I would also like to thank my former Japanese teacher Yushin Toda for helping me search for Showa era photos on the net... why didn't I think of using a JAPANESE text rather than English?  Baka!  Thanks Yushin, my reference library just increased many, many times.

Saturday, 10 August 2013

Experiments with trees

A while back I tried to make trees from wire with foliage added from laser cut paper leaves from Japan... and they didn't look that hot sadly.  However, over the last little while I've seen trees made from something called Sea Foam... and I wondered what Sea Foam was.
Here's a horticultural description from Suttons, the seed people (Site link):

"A delicate-looking plant whose myriad tiny stems start off a soft green and rose and gradually turn a deep russet red as they mature in autumn.

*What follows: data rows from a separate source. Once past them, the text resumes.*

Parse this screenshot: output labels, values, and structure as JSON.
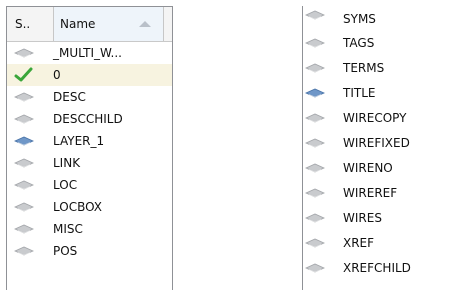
{
  "left_panel": {
    "columns": {
      "status": "S..",
      "name": "Name"
    },
    "rows": [
      {
        "name": "_MULTI_W...",
        "icon": "gray-layer-icon"
      },
      {
        "name": "0",
        "icon": "green-check-icon",
        "selected": true
      },
      {
        "name": "DESC",
        "icon": "gray-layer-icon"
      },
      {
        "name": "DESCCHILD",
        "icon": "gray-layer-icon"
      },
      {
        "name": "LAYER_1",
        "icon": "blue-layer-icon"
      },
      {
        "name": "LINK",
        "icon": "gray-layer-icon"
      },
      {
        "name": "LOC",
        "icon": "gray-layer-icon"
      },
      {
        "name": "LOCBOX",
        "icon": "gray-layer-icon"
      },
      {
        "name": "MISC",
        "icon": "gray-layer-icon"
      },
      {
        "name": "POS",
        "icon": "gray-layer-icon"
      }
    ]
  },
  "right_panel": {
    "rows": [
      {
        "name": "SYMS",
        "icon": "gray-layer-icon"
      },
      {
        "name": "TAGS",
        "icon": "gray-layer-icon"
      },
      {
        "name": "TERMS",
        "icon": "gray-layer-icon"
      },
      {
        "name": "TITLE",
        "icon": "blue-layer-icon"
      },
      {
        "name": "WIRECOPY",
        "icon": "gray-layer-icon"
      },
      {
        "name": "WIREFIXED",
        "icon": "gray-layer-icon"
      },
      {
        "name": "WIRENO",
        "icon": "gray-layer-icon"
      },
      {
        "name": "WIREREF",
        "icon": "gray-layer-icon"
      },
      {
        "name": "WIRES",
        "icon": "gray-layer-icon"
      },
      {
        "name": "XREF",
        "icon": "gray-layer-icon"
      },
      {
        "name": "XREFCHILD",
        "icon": "gray-layer-icon"
      }
    ]
  },
  "colors": {
    "selected_row": "#f7f3e0",
    "check": "#3aa63a",
    "blue_layer": "#6f97c8",
    "gray_layer": "#c9cbce"
  }
}
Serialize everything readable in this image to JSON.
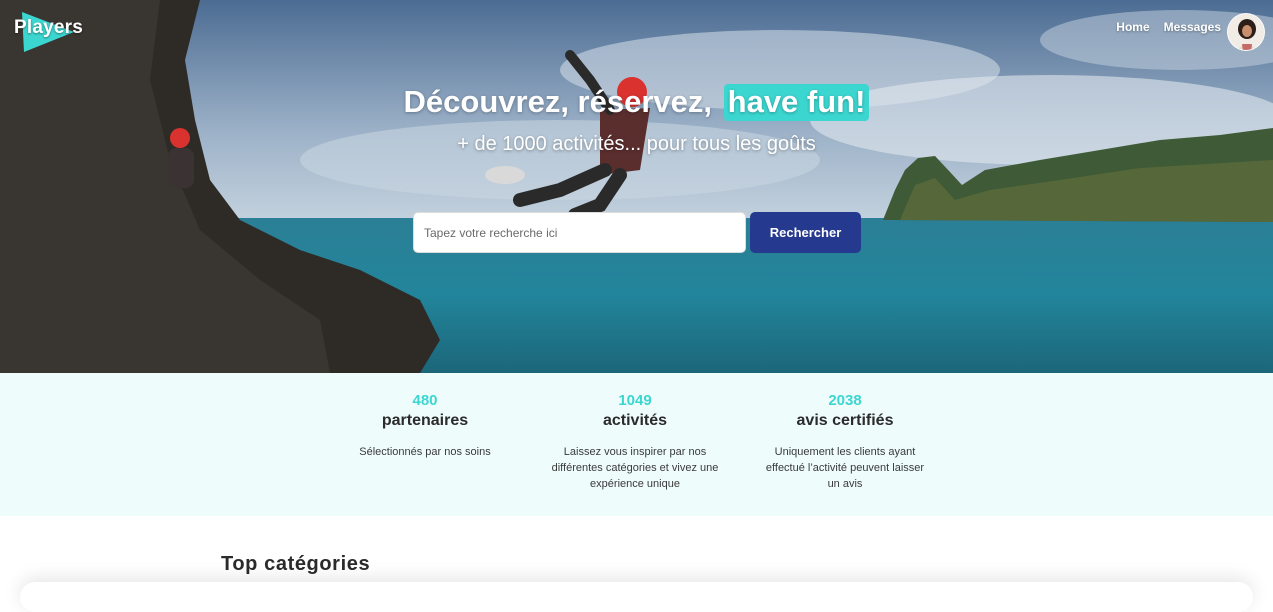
{
  "brand": {
    "name": "Players",
    "accent": "#3cd6d0",
    "primary": "#253a8e"
  },
  "nav": {
    "home": "Home",
    "messages": "Messages"
  },
  "hero": {
    "title_part1": "Découvrez, réservez,",
    "title_highlight": "have fun!",
    "subtitle": "+ de 1000 activités... pour tous les goûts"
  },
  "search": {
    "placeholder": "Tapez votre recherche ici",
    "button_label": "Rechercher"
  },
  "stats": [
    {
      "number": "480",
      "label": "partenaires",
      "description": "Sélectionnés par nos soins"
    },
    {
      "number": "1049",
      "label": "activités",
      "description": "Laissez vous inspirer par nos différentes catégories et vivez une expérience unique"
    },
    {
      "number": "2038",
      "label": "avis certifiés",
      "description": "Uniquement les clients ayant effectué l’activité peuvent laisser un avis"
    }
  ],
  "sections": {
    "top_categories": "Top catégories"
  }
}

A perfect filler, it's also highly prized by model makers as it can be dried and used to simulate shrubs and trees! Height 30-35cm (12-14"). Sometimes known as tumbleweed, Telaxys produces masses of fine stems interwoven to form a foam-like display!"

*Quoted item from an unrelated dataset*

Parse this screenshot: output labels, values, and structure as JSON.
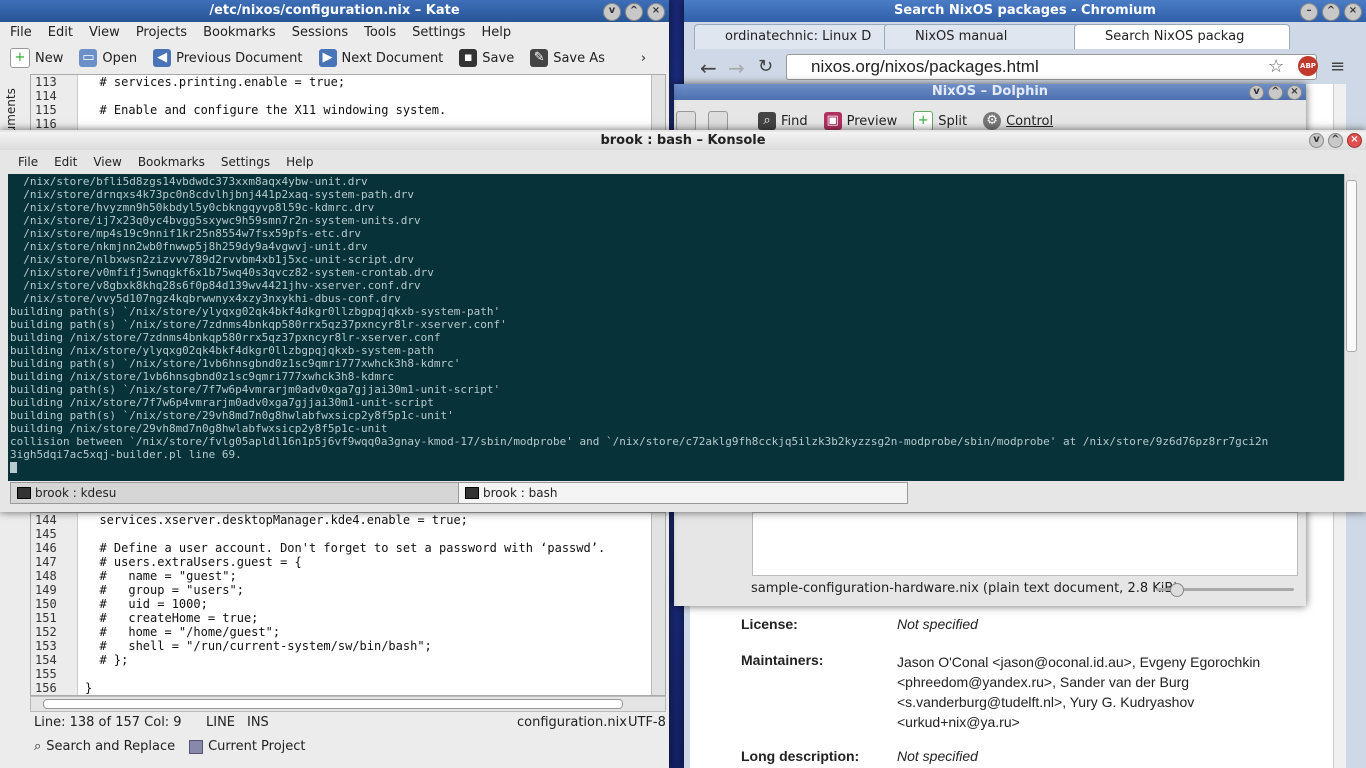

So, I ordered a pack of Sea Foam trees by Gaugemaster from (over £20... bit steep, I thought, but had to try them.)  They arrived a few days later (this morning to be exact) and I opened the large box with anticipation.  It was jammed full of fragile-looking dried plants that looked like trees just sitting there.
This is a typical example of one of the stems...

The curved appearance of the tree is unfortunately common to this box... and possibly to most boxes from what I've read lately.  I don't know how to deal with this yet, but I'm going to find out.  As you can see from the image below they have masses of fine 'branches', ideally suited to tree making...

So it was time to experiment.  I sprayed a stem with Treseme hair spray, and sprinkled on some Noche summer leaves...

I then gave the tree another spray to fix the leaves...

For a first go I'm more than happy, but there are some issues I need to address before I can start to add these to dioramas.  They are very brittle: I've read that soaking them in water and glycerine will keep them springy without being brittle, so might try that.  The curve... I don't know yet... that's a tricky one.
As they are they work better in small scales as medium to large size trees...

... but for 1/35 and 1/32 I may need to use a thicker section of branch from a dead plant to act as a trunk and add the Sea Foam to that as branches, much as Toho did when they made trees for the Kaiju films of the 1960s.
It's a learning curve.

Wednesday, 7 August 2013

How much is that doggy in the window?

1/35 and 1/32 scale dogs are a bit hit and miss.  Arii's old dog is okay, but rather bland.  Tamiya and Riich produce some lovely sheepdogs (German and Collie)... and there are a few other in both plastic and resin, but in most cases the dogs are either just standing, lying or sitting... nothing exciting.  However I found a lovely little dog made by a firm called Doug's Original.  It's part of a double set with a goat.  The beauty of this model is that the dog is actually barking, and in a suitable posture...

He's quite small, so either a spaniel or a little beagle, but certainly a lovely little one-piece resin figure.

Monday, 5 August 2013

More flowers

Just a quick update...

The second set of HO scale flowers arrived from Germany today, so I tried a couple out in 1/32, and they work beautifully.  I can't say what they represent, but they add colour and variety to a rather drab scene... just like real life ^_^

Like the daisies last time they have green moulded stems and separate flowers moulded in (in this case) shades of purple and lilac.  I like them.